As for VP3 being "old technology" because of VP6 and VP7 being there: Although this suggests VP3 is three or four generations behind it seems that in fact On2 just released finer tunings of "the same theme" at a regular intervals. VP4 is not a new "generation" over VP3. It appears to be a better tuned and rearranged VP3 (in the doom9 codec shootouts VP4 did mostly show the same strengths and weaknesses as VP3, but an overall  a tad-bit better tuning). I'd guess VP3 to VP7 would roughly be equivalent to the transition of H.263 to H.264, but with more evolutionary steps in between (after all every new iteration of On2's technology will bring new licensing income).

That'd be similar to DivX. Version 3.11 was a hacked MPEG-4 Part 2 derivate, Verion 4 a "proper" MPEG-4 Part 2 codec and the now current version 6.8 is.... still MPEG-4 Part 2. Still of course each version improved in quality - and XviD (also MPEG-4 Part 2) is considered to be even better and remains competetive to the "new" H.264 generation depending on what you're searching for. When VP3 was released it was competetive with the MPEG-4 Part 2 of those days (there was mostly just DivX 3.11 and/or the rather lousy DivX 4), but while the MPEG-4 Part 2 encoders improved (without changing the bitstream!) Theora up to this day is still using the ca. 1999 VP3 encoder without major changes. Work is underway to change just that, but as of now the outdated VP3/Theora encoder (which has plenty of well-identified implementation weaknesses)  continues to distract from what Theora as a format is capable of.

Thus, in my opinion, deducing that a "new generation" of bitstreams automatically outclasses "previous generation" bitstreams can be misleading.

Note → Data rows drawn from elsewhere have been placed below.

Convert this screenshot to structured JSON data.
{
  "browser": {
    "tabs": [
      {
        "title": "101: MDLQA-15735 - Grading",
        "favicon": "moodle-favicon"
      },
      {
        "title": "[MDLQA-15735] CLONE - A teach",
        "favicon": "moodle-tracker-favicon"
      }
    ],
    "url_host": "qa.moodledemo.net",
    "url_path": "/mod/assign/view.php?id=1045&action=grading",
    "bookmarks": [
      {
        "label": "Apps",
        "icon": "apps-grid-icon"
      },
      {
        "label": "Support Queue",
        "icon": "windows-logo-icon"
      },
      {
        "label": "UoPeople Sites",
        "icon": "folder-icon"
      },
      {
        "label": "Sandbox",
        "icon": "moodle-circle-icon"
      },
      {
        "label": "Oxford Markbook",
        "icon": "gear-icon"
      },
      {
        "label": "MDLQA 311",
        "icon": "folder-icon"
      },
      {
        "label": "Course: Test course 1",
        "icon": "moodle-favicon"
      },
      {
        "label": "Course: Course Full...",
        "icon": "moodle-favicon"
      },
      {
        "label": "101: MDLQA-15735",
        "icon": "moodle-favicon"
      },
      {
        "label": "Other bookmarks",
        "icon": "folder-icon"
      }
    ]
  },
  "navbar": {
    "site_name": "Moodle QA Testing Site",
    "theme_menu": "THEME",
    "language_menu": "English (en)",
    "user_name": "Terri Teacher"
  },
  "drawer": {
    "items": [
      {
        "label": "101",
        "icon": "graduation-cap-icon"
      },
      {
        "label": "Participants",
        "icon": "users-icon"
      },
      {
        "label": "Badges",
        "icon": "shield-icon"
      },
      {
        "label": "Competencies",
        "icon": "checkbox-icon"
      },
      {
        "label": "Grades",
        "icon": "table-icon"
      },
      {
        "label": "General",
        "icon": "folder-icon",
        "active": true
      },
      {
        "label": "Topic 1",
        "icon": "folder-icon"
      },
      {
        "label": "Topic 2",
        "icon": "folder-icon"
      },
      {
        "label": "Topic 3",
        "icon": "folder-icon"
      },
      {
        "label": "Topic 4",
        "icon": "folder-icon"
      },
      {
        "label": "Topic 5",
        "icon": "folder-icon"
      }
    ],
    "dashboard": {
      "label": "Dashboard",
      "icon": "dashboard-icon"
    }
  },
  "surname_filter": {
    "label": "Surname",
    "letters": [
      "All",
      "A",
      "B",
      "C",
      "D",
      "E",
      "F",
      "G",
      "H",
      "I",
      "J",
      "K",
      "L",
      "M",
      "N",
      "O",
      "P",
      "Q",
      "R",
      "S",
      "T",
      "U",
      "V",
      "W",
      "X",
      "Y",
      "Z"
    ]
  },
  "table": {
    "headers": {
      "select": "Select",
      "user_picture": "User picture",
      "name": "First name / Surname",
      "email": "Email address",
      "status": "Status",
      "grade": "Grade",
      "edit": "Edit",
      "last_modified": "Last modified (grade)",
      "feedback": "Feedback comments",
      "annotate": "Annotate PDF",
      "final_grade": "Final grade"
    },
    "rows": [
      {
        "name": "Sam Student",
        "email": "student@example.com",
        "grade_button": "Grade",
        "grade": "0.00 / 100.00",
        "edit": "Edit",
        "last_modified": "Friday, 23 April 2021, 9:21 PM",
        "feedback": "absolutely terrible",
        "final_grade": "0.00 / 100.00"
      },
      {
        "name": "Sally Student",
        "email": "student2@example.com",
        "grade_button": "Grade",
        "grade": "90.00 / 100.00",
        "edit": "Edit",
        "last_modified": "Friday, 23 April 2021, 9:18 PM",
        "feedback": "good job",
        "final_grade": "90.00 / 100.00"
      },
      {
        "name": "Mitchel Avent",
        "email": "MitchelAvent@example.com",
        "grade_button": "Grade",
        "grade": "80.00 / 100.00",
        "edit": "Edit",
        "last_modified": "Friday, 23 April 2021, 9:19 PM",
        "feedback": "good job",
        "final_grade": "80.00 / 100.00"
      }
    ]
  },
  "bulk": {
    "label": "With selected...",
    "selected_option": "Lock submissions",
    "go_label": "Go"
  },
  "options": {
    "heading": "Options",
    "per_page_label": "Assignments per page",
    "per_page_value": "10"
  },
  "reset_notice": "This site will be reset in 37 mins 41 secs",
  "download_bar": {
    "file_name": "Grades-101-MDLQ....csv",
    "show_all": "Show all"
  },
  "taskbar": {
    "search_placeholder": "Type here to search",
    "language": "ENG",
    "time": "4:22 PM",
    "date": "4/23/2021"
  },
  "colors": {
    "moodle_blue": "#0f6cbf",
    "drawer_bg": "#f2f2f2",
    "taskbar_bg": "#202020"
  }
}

So yeah, I think that Theora can be pretty valuable codec, provided the encoder receives some attention. It's not a secret that there's a new encoder under development (Thusnelda). We'll see how big the actual improvements are once the new encoder is ready - I have big confidence that Theora quality will be noticably better, but until then people of course have every right to remain sceptical.